The FCC has completed its second-ever high-band 5G auction, in the 24GHz band, pulling in over $2 billion in bids.
The auction raised 2,024,268,941 in bids, with 2904 of the 2909 licenses going to bidders. In contrast, the earlier 28GHz auction raised $703 million.
"American leadership in 5G means deploying more airwaves for the next generation of wireless connectivity," FCC Chairman Ajit Pai said in a statement. "By making more spectrum available, we'll ensure that American consumers reap the substantial benefits that 5G innovation will bring and we'll extend US leadership in 5G."
The FCC will name the winners of both the 24GHz and the 28GHz auction soon. It intends to start a third millimeter wave (mmWave) 5G auction on December 10, auctioning the upper 37GHz, 39GHz and 47GHz bands, making it the largest mmWave auction so far.
Why this matters The 24GHz auction is the second millimeter wave 5G in the US. Millimeter wave spectrum, however, has not proved to be particularly successful at auction yet. Compare the $2.7 billion raised by both the 28GHz and 24GHz auctions combined in the US, with the $6.5 billion raised in Germany's recent 3.5GHz 5G "mid-band" auction. The US is still hashing out rules around its own planned mid-band (3.7GHz-4.2GHz) 5G C-band spectrum.
Meanwhile, AT&T and Verizon have launched initial 5G networks in the US at 28GHz and 39GHz. But despite gigabit download speeds being recorded, signal propagation ranges from 2,000 feet down to just 500 feet have been reported, meaning that millimeter wave offers much less range than previous cellular communications systems.
- The FCC Closes First 5G Auction With $703M in Bids
- Satellite's Grip on C-Band Spectrum for 5G Could Be Slipping

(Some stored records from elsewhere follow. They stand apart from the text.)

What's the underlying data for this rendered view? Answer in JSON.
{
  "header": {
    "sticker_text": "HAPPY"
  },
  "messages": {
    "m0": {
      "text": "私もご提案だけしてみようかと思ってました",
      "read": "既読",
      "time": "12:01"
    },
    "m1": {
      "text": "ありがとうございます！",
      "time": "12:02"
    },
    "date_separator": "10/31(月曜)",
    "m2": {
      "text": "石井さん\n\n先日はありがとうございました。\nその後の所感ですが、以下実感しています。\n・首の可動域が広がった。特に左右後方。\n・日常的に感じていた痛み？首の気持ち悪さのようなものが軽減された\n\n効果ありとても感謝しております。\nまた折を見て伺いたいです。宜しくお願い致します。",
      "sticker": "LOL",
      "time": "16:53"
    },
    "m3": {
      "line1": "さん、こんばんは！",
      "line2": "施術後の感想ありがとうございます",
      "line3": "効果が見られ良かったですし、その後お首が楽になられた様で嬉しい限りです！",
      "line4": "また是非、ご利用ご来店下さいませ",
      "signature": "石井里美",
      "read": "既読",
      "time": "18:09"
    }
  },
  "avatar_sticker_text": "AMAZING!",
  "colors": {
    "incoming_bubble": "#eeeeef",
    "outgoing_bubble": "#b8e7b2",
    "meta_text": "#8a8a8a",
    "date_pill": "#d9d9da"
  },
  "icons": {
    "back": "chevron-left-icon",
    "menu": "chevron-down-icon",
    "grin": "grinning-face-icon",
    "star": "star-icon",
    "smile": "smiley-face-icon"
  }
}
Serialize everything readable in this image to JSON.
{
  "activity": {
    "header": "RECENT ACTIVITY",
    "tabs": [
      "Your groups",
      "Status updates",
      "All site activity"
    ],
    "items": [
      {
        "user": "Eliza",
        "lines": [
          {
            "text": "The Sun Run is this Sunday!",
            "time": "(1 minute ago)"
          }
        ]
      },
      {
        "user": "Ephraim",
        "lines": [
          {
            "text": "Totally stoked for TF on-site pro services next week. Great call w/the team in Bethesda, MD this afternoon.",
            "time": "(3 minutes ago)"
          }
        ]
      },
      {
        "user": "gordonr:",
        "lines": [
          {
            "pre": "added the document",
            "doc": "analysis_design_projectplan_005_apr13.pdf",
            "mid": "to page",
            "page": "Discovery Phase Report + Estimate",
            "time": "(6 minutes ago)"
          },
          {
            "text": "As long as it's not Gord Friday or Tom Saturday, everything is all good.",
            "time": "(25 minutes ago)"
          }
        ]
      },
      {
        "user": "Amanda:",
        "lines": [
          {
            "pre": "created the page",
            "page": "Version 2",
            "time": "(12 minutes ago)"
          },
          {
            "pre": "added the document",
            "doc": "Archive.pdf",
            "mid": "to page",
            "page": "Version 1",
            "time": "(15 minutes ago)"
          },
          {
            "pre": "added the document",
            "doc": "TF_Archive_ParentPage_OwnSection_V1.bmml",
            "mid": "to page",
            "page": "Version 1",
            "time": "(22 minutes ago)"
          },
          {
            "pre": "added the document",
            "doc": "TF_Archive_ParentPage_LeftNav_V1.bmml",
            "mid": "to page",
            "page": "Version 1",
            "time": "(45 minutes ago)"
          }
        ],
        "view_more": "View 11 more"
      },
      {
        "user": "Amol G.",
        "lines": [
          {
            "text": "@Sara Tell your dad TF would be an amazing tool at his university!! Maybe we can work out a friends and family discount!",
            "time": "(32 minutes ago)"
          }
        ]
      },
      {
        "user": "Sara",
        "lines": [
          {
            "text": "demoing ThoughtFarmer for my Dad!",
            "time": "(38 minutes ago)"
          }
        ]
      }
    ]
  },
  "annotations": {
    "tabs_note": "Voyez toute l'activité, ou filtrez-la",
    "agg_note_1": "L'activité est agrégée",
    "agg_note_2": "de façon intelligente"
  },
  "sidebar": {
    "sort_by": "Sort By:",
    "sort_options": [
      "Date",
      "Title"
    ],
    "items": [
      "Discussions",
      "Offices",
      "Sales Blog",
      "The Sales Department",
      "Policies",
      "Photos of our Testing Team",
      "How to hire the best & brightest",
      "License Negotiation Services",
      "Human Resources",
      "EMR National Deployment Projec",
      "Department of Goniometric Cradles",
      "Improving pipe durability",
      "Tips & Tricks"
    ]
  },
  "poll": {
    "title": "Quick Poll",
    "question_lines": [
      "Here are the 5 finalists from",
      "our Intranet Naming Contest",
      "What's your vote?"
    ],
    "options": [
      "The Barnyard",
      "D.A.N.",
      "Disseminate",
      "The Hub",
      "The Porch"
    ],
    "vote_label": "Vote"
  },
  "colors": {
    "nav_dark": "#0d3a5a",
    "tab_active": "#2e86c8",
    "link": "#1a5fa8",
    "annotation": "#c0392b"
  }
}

- America's Big 5G Millimeter-Wave Spectrum Experiment Comes Up Short
- Germany's €6B 5G Auction Should Be a Break Point for Telecom
— Dan Jones, Mobile Editor, Light Reading